Book Review: Alif The Unseen

Alif the Unseen by G. Willow Wilson (New York: Grove Press, 2012. 431 pp) G. Willow Wilson is an American author who divides her time between the US and Egypt. Her articles about modern religion and the Middle East have appeared in publications including The Washington Post, The Atlantic Monthly, and The New York Times. Her memoir, The Butterfly Mosque, was named 2010 Best Book of the Year by The Seattle Times, and her comic book series, Air, was nominated for an Eisner Award. Worlds Collide Wilson, previously unbeknownst to me, is best known as a graphic novelist. Her first work of fiction is presented in her novel, Alif the Unseen. I’m not immersed by any stretch of the imagination in the graphic novel world, but I can see… Read More →

Book Review: Endpoint and Other Poems

Endpoint and Other Poems by John Updike (New York: Alfred A. Knopf, 2009. 112 pp) John Updike was born in 1932, in Shillington, Pennsylvania. He graduated from Harvard College in 1954, and spent a year in Oxford, England, at the Ruskin School of Drawing and Fine Art. From 1955 to 1957 he was a member of the staff of The New Yorker. He was the father of four children and the author of more than sixty books, including novels and collections of short stories, poems, and criticism. His books won the Pulitzer Prize, the National Book Award, the American Book Award, the National Book Critics Circle Award, the PEN/Faulkner Award, and the Howells Medal, among other honors. He died in… Read More →

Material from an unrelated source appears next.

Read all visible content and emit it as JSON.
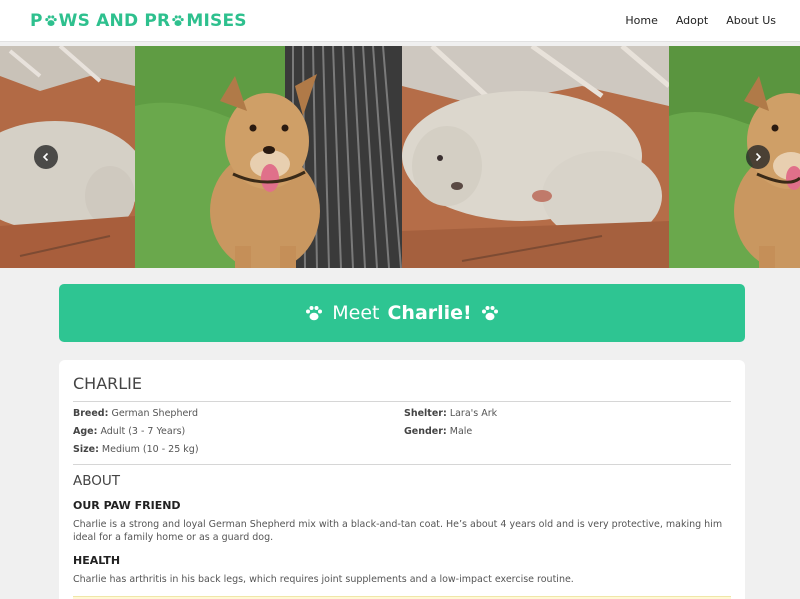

Book Review: The Keep

The Keep: A Novel by Jennifer Egan (New York: Alfred A. Knopf, 2006. 272 pp) Born in Chicago, Jennifer Egan spent her formative years in San Francisco. She majored in English literature at the University of Pennsylvania. Then, she accepted a fellowship at St. John’s College, Cambridge. Egan has received a Guggenheim Fellowship, a National Endowment for the Arts Fellowship in Fiction, and a Dorothy and Lewis B. Cullman Fellowship at the New York Public Library. Her first novel, The Invisible Circus, became a feature film starring Cameron Diaz. Her latest book, A Visit from the Goon Squad, won the 2011 National Book Critics Award for Fiction, a Pulitzer Prize for Fiction, and the LA Times Book Prize for Fiction…. Read More →

Book Review: The Nasty Bits

The Nasty Bits: Collected Varietal Cuts, Usable Trim, Scraps, and Bones (New York, Bloombury Publishing, 2006. 288 pp) Anthony Bourdain, born in 1956, attended Vassar College and graduated from the Culinary Institute of America. He has worked as a cook and chef in many institutions strewn across the New York City map. Bourdain contributes articles to the Times, New York Times, Observer, the Face, Scotland on Sunday, and Food Arts Magazine. An addition to Kitchen Confidential, he has written two crime novels – Gone Bamboo and Bone in the Throat. Bourdain was the executive chef at Brassiere Les Halles and is currently the host of the Travel Channel program: Anthony Bourdain: No Reservations. Bourdain resides in New York City. The Final Tour As Anthony Bourdain, traveler, culinary icon, author, and chef enters his last season of the television show No… Read More →

Book Review: Cloud Atlas

Cloud Atlas: A Novel by David Mitchell (New York: Random House, 2004. 528 pp) David Mitchell is an English author most noted for his fiction. He attended University of Kent earning a degree in English and American Literature as well as an M.A. in Comparative Literature. Mitchell’s debut novel, Ghostwritten, won the John Llewellyn Rhys Prize. His next two novels, Number9dream and Cloud Atlas found themselves on the Man Booker Prize shortlist. Cloud Atlas has been adapted into a feature film. A Kaleidoscope of Ambiguity How does it feel moments after newly opened puzzle pieces cascade out of the box? The colorful mélange sits nestled on the table—a kaleidoscope of ambiguity, the box your only clue to the end goal…. Read More →